‘People and the Planet’ are key considerations to the Dutch company’s goals in an era of ethical products
DUTCH social enterprise company Fairphone recently announced the launch of its latest smartphone: the Fairphone 3. Billed as a new, improved modular phone, the company is trying to bridge the gap between performance and sustainability.
From electronic waste and massive CO2 emissions to harsh working conditions and devastating sourcing practices, the smartphone industry is a huge contributor to some of the world’s most serious environmental and human rights problems.
Since 2013, Fairphone has been pioneering new approaches to improve the way these products are made. The Fairphone 3 combines ambition for a fairer electronics industry with the insights it gained from creating two prior phones to achieve its most advanced modular phone to date.
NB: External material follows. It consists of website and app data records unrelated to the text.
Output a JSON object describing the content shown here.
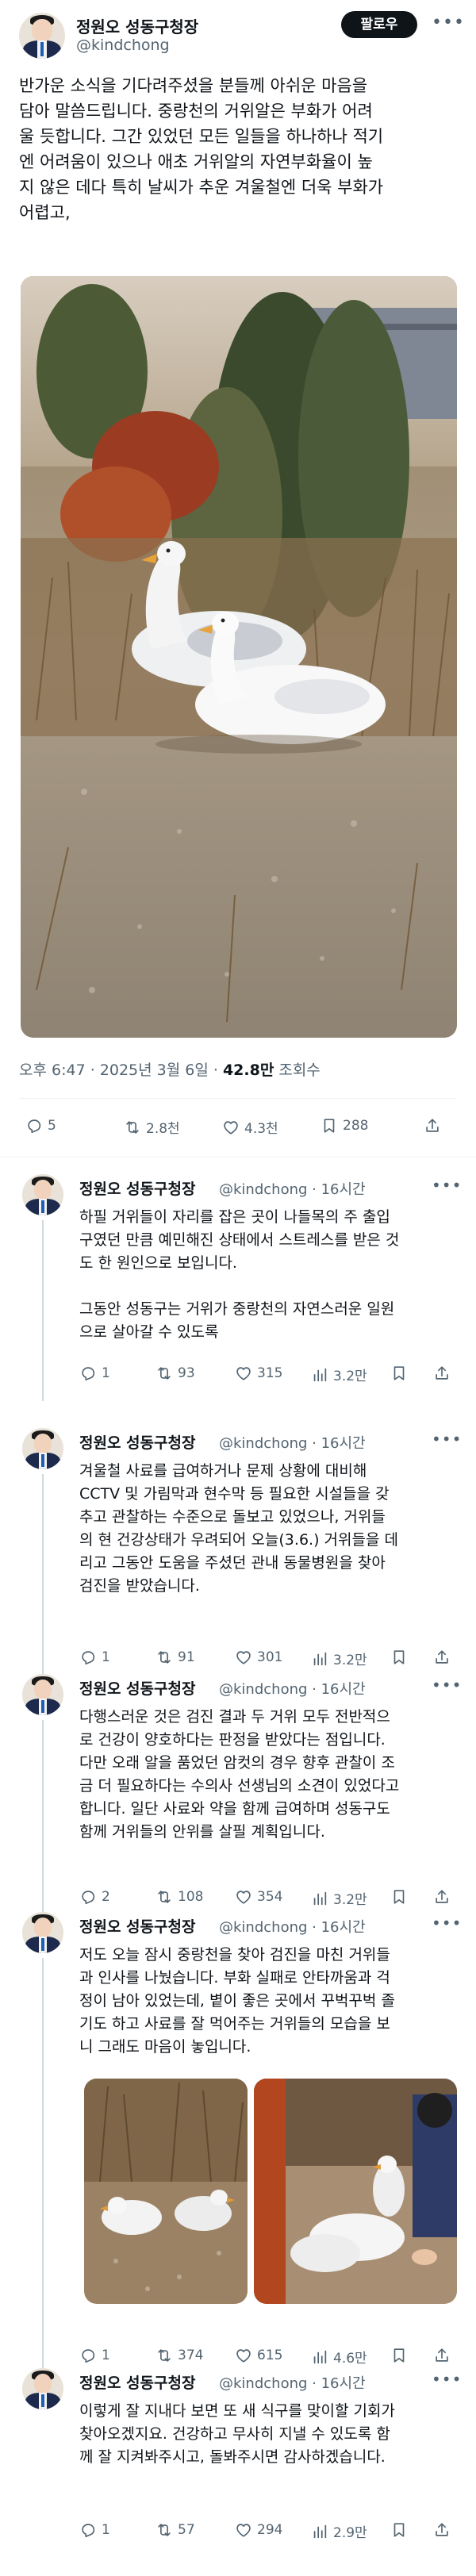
{
  "main_post": {
    "author_name": "정원오 성동구청장",
    "handle": "@kindchong",
    "follow_label": "팔로우",
    "more_label": "•••",
    "text": "반가운 소식을 기다려주셨을 분들께 아쉬운 마음을\n담아 말씀드립니다. 중랑천의 거위알은 부화가 어려\n울 듯합니다. 그간 있었던 모든 일들을 하나하나 적기\n엔 어려움이 있으나 애초 거위알의 자연부화율이 높\n지 않은 데다 특히 날씨가 추운 겨울철엔 더욱 부화가\n어렵고,",
    "meta_time": "오후 6:47 · 2025년 3월 6일 · ",
    "meta_views": "42.8만",
    "meta_views_label": " 조회수",
    "stats": {
      "replies": "5",
      "reposts": "2.8천",
      "likes": "4.3천",
      "bookmarks": "288"
    }
  },
  "replies": [
    {
      "author_name": "정원오 성동구청장",
      "handle": "@kindchong · 16시간",
      "text": "하필 거위들이 자리를 잡은 곳이 나들목의 주 출입\n구였던 만큼 예민해진 상태에서 스트레스를 받은 것\n도 한 원인으로 보입니다.\n\n그동안 성동구는 거위가 중랑천의 자연스러운 일원\n으로 살아갈 수 있도록",
      "stats": {
        "replies": "1",
        "reposts": "93",
        "likes": "315",
        "views": "3.2만"
      }
    },
    {
      "author_name": "정원오 성동구청장",
      "handle": "@kindchong · 16시간",
      "text": "겨울철 사료를 급여하거나 문제 상황에 대비해\nCCTV 및 가림막과 현수막 등 필요한 시설들을 갖\n추고 관찰하는 수준으로 돌보고 있었으나, 거위들\n의 현 건강상태가 우려되어 오늘(3.6.) 거위들을 데\n리고 그동안 도움을 주셨던 관내 동물병원을 찾아\n검진을 받았습니다.",
      "stats": {
        "replies": "1",
        "reposts": "91",
        "likes": "301",
        "views": "3.2만"
      }
    },
    {
      "author_name": "정원오 성동구청장",
      "handle": "@kindchong · 16시간",
      "text": "다행스러운 것은 검진 결과 두 거위 모두 전반적으\n로 건강이 양호하다는 판정을 받았다는 점입니다.\n다만 오래 알을 품었던 암컷의 경우 향후 관찰이 조\n금 더 필요하다는 수의사 선생님의 소견이 있었다고\n합니다. 일단 사료와 약을 함께 급여하며 성동구도\n함께 거위들의 안위를 살필 계획입니다.",
      "stats": {
        "replies": "2",
        "reposts": "108",
        "likes": "354",
        "views": "3.2만"
      }
    },
    {
      "author_name": "정원오 성동구청장",
      "handle": "@kindchong · 16시간",
      "text": "저도 오늘 잠시 중랑천을 찾아 검진을 마친 거위들\n과 인사를 나눴습니다. 부화 실패로 안타까움과 걱\n정이 남아 있었는데, 볕이 좋은 곳에서 꾸벅꾸벅 졸\n기도 하고 사료를 잘 먹어주는 거위들의 모습을 보\n니 그래도 마음이 놓입니다.",
      "stats": {
        "replies": "1",
        "reposts": "374",
        "likes": "615",
        "views": "4.6만"
      }
    },
    {
      "author_name": "정원오 성동구청장",
      "handle": "@kindchong · 16시간",
      "text": "이렇게 잘 지내다 보면 또 새 식구를 맞이할 기회가\n찾아오겠지요. 건강하고 무사히 지낼 수 있도록 함\n께 잘 지켜봐주시고, 돌봐주시면 감사하겠습니다.",
      "stats": {
        "replies": "1",
        "reposts": "57",
        "likes": "294",
        "views": "2.9만"
      }
    }
  ],
  "reply_more_label": "•••",
  "colors": {
    "text": "#0f1419",
    "muted": "#536471",
    "divider": "#eff3f4",
    "thread": "#cfd9de"
  },
  "icons": [
    "reply-icon",
    "repost-icon",
    "like-icon",
    "bookmark-icon",
    "share-icon",
    "views-icon"
  ]
}
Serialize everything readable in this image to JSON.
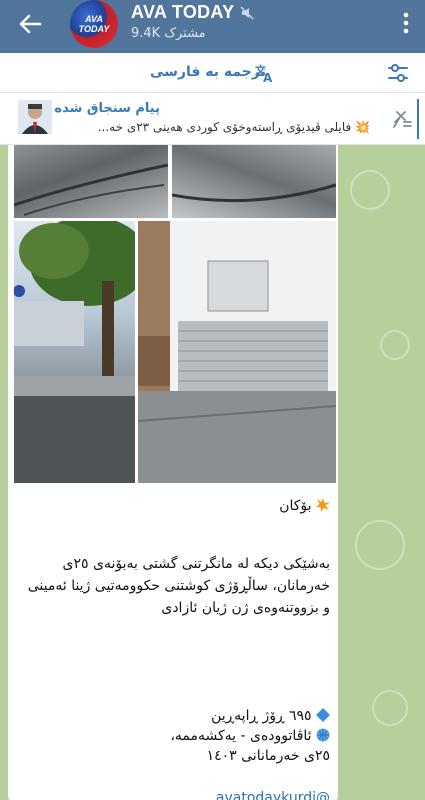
{
  "header": {
    "title": "AVA TODAY",
    "subscribers": "9.4K مشترک",
    "avatar_text": "AVA TODAY"
  },
  "translate_bar": {
    "label": "ترجمه به فارسی"
  },
  "pinned": {
    "title": "پیام سنجاق شده",
    "text": "💥 فایلی ڤیدیۆی ڕاسته‌وخۆی کوردی هه‌ینی ٢٣ی خه‌..."
  },
  "message": {
    "heading": "بۆکان",
    "paragraph": "به‌شێکی دیکه له مانگرتنی گشتی به‌بۆنه‌ی ٢٥ی خه‌رمانان، ساڵڕۆژی کوشتنی حکوومه‌تیی ژینا ئه‌مینی و بزووتنه‌وه‌ی ژن ژیان ئازادی",
    "day_line": "٦٩٥ ڕۆژ ڕاپه‌ڕین",
    "date_line1": "ئاڤاتووده‌ی - یه‌کشه‌ممه‌،",
    "date_line2": "٢٥ی خه‌رمانانی ١٤٠٣",
    "link": "@avatodaykurdi"
  },
  "colors": {
    "header_bg": "#52759c",
    "chat_bg": "#b7cf9a",
    "accent": "#3a79b6"
  }
}
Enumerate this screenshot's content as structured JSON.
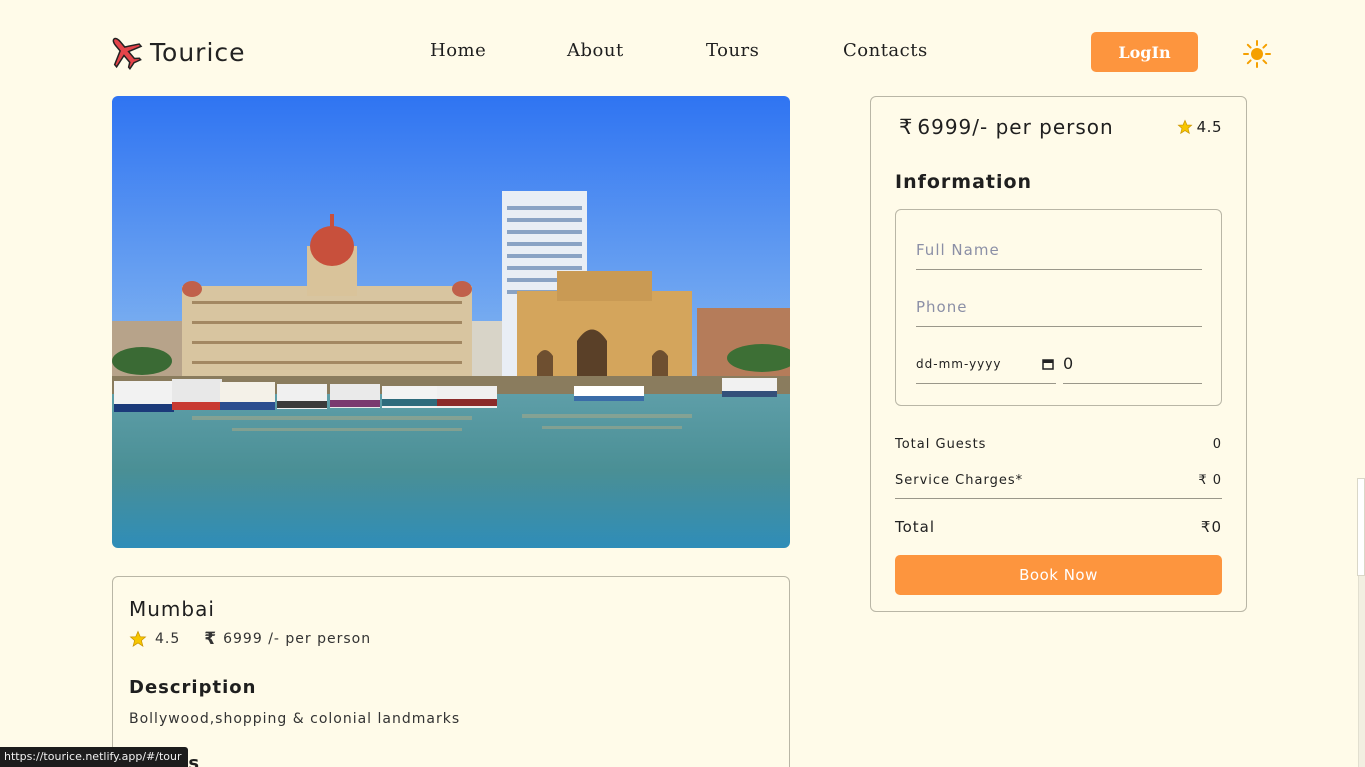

But what sets Fairphone apart from regular smartphones is its commitment to fair practice and sustainability. Fairphone says it is expanding on existing projects and introducing new initiatives to make its supply chain fairer for all involved. By collaborating with final assembly partner Arima to improve employee satisfaction by improving worker representation, health and safety and by paying a bonus to workers with the aim to bridge the gap between minimum and living wages in the factory.
Fairphone CEO Eva Gouwens says consideration for people and the planet are key to the company’s goals.
“We envision an economy where consideration for people and the planet is a natural part of doing business and according to this vision, we have created scalable ways to improve our supply chain and product. We developed the Fairphone 3 to be a real sustainable alternative on the market, which is a big step towards lasting change. By establishing a market for ethical products, we want to motivate the entire industry to act more responsibly since we cannot achieve this change alone.”
The phone is crafted with responsibly sourced and conflict-free tin and tungsten, recycled copper and plastics, and sources Fairtrade gold – the first electronics manufacturer to integrate Fairtrade gold into its supply chain.
Fairphone also claims it is in the process of setting up an initiative for better sourcing of cobalt, the key mineral for the energy transition. To combat e-waste, the phone supports collection programmes in countries like Ghana and will reward buyers for using Fairphone’s recycle programme to return their previous phones.
“When you hold a Fairphone 3 you’re holding more than a bunch of impressive specs, says CEO Ms Gouwens. “Sure, it’s got a brilliant camera, the battery life is awesome, the screen is big and crisp, and there’s heaps of memory. But what sets this phone apart is an idea that millions of people have turned into something incredibly powerful: a proof of concept for a future that’s kinder to humans and to the Earth. A statement that a better world is possible. That change is in your hands.”
Fairphone has refined the modular architecture to be more reliable and durable in a sleeker and slimmer design. The Fairphone 3 contains 7 modules, which have been designed to support easy repairs and support long-lasting and sustainable phones. The device also packs long battery life thanks to a power-sipping Qualcomm 632 processor and manages to include a 12 MP Dual-Pixel rear camera and 8 MP front camera.
Other specs include a healthy 64GB of memory, which can be expanded to over 256GB through MicroSD, Gorilla Glass 5 and almost unique modular architecture. The device will be sold with sustainable and reusable packaging.
The Fairphone 3 is available for presale on Fairphone’s website for a suggested retail price of approximately $500.